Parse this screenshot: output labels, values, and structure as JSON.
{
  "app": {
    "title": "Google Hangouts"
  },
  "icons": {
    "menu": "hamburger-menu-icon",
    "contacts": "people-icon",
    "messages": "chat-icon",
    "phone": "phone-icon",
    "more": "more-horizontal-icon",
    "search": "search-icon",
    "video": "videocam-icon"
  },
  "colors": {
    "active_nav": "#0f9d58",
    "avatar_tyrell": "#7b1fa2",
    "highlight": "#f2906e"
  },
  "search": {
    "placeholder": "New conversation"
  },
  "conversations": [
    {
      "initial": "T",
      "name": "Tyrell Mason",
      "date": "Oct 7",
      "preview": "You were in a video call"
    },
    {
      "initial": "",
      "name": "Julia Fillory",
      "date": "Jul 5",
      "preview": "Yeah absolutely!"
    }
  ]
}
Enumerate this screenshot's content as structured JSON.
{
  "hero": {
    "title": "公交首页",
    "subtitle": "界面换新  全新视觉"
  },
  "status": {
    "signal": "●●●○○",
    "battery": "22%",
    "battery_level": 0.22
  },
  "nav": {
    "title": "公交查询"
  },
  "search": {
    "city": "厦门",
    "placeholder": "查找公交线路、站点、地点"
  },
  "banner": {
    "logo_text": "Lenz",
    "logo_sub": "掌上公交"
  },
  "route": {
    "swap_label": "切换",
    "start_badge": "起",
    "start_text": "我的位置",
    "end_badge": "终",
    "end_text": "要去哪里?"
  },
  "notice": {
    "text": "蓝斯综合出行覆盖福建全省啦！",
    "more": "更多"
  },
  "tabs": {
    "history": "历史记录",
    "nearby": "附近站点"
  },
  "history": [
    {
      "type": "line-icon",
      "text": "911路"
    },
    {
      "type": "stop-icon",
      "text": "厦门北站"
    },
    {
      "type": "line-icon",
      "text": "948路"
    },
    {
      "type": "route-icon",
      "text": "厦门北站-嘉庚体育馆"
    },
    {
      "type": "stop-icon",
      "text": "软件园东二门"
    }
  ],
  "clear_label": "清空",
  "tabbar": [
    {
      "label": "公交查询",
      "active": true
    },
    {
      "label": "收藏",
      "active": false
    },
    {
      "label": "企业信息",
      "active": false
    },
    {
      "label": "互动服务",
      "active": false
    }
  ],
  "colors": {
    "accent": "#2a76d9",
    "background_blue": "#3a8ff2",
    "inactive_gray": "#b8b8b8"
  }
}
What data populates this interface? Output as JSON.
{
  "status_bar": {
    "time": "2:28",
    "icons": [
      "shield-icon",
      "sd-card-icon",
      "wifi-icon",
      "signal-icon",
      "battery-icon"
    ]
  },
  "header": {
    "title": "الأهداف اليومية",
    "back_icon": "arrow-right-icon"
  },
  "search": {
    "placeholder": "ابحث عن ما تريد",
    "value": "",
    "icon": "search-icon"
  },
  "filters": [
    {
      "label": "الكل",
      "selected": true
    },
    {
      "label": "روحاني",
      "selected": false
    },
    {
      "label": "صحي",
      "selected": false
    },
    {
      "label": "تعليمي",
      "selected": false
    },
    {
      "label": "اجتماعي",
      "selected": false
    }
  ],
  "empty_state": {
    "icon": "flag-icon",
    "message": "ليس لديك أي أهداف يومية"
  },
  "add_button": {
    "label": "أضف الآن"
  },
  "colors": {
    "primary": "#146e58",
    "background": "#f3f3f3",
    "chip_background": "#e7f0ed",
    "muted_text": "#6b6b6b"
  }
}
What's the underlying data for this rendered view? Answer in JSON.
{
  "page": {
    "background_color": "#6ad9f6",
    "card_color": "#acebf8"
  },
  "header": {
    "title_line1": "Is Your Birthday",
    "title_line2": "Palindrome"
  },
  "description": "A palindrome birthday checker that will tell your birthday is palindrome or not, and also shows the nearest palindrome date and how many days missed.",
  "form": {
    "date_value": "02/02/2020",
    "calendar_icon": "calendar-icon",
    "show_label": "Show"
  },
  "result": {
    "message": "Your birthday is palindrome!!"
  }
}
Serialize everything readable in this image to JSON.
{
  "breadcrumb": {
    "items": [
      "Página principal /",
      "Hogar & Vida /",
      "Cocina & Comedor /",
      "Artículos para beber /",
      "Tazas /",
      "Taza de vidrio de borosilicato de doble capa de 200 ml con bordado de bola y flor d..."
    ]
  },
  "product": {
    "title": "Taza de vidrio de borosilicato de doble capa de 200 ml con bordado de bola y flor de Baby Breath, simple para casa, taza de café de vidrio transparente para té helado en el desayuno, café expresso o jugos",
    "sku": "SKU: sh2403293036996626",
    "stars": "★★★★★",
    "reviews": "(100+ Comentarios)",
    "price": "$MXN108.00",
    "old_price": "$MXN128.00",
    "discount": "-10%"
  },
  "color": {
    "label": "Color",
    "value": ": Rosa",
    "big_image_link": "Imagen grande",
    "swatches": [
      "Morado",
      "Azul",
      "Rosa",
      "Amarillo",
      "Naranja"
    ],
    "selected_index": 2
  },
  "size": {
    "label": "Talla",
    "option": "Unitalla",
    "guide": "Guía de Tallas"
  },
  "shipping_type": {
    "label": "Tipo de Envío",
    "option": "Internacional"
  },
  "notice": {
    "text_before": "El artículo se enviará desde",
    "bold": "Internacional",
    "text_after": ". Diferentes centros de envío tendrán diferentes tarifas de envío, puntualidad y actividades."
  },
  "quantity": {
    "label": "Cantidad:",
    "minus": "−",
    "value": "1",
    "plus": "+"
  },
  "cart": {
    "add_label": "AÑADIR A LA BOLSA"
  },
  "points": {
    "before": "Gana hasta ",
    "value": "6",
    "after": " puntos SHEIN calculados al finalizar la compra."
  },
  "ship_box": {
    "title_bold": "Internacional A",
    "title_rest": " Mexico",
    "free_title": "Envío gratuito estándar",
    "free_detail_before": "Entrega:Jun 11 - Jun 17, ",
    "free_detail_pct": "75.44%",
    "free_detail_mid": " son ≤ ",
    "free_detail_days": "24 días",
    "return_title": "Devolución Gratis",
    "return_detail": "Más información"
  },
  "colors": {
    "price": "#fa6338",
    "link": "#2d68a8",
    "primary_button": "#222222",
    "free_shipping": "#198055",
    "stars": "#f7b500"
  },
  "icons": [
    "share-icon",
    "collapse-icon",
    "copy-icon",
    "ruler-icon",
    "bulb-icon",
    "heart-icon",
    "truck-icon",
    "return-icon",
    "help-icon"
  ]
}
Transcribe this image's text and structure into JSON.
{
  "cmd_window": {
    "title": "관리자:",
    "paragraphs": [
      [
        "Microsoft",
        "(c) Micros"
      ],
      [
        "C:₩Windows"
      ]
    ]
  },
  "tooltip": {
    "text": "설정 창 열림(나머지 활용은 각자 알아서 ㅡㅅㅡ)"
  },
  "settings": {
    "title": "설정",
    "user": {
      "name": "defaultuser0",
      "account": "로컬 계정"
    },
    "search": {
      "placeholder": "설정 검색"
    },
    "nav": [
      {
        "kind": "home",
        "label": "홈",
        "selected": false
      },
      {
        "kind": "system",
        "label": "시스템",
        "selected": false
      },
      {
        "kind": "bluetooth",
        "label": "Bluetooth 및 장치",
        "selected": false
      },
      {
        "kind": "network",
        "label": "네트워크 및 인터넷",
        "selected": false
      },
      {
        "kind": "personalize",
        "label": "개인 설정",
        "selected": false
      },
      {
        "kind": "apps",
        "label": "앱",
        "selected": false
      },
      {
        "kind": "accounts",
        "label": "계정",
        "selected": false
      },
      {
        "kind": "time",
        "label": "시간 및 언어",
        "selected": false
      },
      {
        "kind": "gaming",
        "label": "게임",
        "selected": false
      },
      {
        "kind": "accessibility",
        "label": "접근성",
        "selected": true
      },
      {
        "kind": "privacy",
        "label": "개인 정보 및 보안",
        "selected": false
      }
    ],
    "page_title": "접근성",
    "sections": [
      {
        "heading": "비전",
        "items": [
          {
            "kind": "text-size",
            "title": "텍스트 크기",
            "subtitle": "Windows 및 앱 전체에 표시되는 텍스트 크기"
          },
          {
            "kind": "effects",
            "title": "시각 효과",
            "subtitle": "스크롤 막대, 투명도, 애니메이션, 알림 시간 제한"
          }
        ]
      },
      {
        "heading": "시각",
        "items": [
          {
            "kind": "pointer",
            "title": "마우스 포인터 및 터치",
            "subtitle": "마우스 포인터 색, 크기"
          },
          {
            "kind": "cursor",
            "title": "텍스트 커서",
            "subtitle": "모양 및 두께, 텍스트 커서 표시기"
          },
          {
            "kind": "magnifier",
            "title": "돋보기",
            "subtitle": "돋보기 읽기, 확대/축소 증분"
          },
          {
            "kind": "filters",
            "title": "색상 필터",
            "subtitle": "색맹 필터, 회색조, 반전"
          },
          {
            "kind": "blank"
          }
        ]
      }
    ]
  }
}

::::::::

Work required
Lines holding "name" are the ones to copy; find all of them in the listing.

The completed task
      "name": "Tyrell Mason",
      "name": "Julia Fillory",
      "name": "defaultuser0",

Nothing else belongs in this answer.